(EXERCISE AIM):
State how many lines in the listing below include the word "vårmöte", and add nothing besides the number.

START SOURCE RECORDS

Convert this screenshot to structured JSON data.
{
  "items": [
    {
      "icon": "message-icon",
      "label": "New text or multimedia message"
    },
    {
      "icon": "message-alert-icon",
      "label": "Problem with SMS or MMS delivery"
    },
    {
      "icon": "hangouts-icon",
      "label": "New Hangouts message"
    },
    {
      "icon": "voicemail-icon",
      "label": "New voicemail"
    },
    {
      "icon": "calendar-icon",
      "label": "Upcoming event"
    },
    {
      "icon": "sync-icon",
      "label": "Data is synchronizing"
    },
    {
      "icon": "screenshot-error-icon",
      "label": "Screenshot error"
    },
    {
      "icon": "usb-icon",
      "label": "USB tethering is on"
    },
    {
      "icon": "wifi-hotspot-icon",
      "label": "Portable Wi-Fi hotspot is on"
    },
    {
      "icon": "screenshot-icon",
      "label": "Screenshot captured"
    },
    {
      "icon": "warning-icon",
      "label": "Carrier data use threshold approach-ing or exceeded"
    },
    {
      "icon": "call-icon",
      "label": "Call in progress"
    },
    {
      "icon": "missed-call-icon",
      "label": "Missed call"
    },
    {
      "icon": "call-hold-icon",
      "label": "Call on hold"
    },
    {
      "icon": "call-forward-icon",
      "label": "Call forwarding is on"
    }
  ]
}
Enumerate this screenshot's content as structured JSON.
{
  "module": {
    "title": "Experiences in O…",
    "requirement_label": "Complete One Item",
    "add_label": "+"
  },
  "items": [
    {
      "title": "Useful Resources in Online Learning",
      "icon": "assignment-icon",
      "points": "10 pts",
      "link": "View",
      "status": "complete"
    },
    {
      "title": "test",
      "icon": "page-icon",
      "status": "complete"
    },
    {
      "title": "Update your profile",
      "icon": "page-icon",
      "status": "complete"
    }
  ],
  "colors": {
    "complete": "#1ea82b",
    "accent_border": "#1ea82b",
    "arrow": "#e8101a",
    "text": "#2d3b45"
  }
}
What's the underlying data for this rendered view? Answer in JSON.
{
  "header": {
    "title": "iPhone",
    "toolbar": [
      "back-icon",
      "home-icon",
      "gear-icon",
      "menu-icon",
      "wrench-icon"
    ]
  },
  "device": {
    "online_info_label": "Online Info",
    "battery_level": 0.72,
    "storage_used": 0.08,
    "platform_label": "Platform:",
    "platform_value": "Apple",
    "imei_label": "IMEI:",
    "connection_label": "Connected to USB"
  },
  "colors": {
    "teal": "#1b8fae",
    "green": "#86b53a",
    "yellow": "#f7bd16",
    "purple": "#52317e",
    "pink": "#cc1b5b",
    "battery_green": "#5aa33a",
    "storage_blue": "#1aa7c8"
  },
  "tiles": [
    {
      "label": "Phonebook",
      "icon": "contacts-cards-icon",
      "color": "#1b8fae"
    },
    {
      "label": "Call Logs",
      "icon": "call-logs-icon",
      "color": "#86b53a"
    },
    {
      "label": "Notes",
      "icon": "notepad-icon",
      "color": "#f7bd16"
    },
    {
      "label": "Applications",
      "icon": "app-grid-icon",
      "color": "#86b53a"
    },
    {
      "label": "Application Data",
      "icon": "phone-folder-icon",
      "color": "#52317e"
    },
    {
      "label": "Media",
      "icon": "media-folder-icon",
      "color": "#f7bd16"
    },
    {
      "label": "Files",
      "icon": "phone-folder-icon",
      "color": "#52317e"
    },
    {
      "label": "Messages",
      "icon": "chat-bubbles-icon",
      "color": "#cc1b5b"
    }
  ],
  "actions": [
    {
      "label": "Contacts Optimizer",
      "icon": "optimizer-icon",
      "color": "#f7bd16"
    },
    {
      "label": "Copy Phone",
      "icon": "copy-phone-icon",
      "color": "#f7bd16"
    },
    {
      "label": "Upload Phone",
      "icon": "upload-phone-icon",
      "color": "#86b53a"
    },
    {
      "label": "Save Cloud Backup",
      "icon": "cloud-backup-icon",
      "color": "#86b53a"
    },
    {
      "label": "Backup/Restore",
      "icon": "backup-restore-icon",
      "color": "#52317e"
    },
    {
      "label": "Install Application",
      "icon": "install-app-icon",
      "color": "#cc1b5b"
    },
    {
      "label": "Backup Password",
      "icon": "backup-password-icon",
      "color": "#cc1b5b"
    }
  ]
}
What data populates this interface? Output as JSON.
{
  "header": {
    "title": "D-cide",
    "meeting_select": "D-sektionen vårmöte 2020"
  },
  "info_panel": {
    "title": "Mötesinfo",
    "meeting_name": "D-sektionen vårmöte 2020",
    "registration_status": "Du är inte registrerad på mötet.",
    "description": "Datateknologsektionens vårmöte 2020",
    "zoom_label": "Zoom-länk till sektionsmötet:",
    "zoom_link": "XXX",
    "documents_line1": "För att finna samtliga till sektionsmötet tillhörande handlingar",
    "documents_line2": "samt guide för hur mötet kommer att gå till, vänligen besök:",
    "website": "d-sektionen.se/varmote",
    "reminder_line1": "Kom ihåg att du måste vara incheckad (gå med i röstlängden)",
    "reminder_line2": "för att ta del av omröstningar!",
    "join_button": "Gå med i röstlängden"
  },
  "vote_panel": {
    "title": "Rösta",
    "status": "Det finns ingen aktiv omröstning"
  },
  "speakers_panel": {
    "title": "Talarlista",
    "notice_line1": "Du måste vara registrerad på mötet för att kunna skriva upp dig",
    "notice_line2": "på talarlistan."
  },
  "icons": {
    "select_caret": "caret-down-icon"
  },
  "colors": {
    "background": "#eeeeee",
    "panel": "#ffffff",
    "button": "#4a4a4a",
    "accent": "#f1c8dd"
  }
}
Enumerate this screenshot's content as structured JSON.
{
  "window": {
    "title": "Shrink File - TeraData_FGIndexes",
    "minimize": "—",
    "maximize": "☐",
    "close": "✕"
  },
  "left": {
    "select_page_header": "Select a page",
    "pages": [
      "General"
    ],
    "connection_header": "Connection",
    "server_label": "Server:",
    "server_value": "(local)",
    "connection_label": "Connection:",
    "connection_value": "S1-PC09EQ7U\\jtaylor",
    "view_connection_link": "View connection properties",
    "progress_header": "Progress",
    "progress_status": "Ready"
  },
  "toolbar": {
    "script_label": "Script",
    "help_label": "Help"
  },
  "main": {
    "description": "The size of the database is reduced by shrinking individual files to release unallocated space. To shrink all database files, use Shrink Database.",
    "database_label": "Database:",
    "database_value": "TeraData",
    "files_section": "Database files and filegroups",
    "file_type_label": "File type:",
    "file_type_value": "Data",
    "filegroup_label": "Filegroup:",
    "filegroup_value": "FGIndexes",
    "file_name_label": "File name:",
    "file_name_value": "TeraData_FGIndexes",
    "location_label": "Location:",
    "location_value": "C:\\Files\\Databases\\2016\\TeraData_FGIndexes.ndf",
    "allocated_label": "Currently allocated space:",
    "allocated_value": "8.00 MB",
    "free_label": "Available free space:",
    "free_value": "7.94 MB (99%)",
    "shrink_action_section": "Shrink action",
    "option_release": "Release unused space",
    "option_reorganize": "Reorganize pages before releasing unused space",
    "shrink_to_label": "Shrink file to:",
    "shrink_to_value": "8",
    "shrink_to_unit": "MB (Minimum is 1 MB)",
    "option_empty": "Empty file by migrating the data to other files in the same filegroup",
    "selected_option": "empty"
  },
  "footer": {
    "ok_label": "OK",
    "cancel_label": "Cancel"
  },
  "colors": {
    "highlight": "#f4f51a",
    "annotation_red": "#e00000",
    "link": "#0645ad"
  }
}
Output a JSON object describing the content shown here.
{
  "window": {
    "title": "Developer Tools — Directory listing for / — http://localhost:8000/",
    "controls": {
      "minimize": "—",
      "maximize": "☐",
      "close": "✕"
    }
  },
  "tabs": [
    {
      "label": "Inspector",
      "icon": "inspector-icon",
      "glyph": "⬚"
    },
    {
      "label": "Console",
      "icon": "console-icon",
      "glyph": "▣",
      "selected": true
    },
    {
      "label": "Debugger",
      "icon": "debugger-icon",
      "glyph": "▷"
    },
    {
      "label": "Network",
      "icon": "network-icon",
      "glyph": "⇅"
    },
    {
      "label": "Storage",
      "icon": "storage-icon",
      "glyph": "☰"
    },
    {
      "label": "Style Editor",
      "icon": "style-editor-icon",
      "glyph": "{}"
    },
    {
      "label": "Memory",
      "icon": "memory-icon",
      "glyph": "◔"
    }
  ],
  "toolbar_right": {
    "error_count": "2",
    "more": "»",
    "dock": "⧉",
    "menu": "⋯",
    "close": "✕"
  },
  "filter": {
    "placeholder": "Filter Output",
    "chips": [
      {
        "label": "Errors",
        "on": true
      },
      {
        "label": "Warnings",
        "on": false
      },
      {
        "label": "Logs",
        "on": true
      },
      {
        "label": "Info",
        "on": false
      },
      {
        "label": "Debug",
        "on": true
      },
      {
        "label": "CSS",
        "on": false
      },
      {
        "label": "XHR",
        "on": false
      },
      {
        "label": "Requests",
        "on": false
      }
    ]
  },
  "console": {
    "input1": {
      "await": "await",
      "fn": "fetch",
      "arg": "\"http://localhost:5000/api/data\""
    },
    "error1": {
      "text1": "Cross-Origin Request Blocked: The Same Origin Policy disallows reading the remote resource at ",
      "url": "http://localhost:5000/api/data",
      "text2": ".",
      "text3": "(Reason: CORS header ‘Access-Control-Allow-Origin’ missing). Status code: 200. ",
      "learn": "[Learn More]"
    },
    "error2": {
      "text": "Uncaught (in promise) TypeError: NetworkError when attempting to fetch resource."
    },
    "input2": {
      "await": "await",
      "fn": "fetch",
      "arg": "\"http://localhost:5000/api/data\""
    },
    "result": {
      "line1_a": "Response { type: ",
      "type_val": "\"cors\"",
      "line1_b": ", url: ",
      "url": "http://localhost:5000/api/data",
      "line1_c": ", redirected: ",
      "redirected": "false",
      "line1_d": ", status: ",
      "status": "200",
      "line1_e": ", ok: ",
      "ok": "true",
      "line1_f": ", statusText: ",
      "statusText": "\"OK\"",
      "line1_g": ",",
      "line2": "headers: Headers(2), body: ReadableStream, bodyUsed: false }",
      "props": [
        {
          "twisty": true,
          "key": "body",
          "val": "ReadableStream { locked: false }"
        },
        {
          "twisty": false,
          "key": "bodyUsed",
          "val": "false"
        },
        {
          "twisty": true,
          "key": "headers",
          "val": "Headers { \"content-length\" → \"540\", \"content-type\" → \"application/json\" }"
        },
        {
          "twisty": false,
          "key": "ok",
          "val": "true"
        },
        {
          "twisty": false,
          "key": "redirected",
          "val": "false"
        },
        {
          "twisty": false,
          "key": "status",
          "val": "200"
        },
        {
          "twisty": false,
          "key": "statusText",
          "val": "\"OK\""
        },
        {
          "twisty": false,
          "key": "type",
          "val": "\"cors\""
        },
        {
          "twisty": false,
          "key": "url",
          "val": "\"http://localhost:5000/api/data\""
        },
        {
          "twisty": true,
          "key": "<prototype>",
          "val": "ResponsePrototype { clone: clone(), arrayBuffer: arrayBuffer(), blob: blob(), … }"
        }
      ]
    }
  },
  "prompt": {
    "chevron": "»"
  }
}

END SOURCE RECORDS

(ANSWER TO THE PROBLEM):
3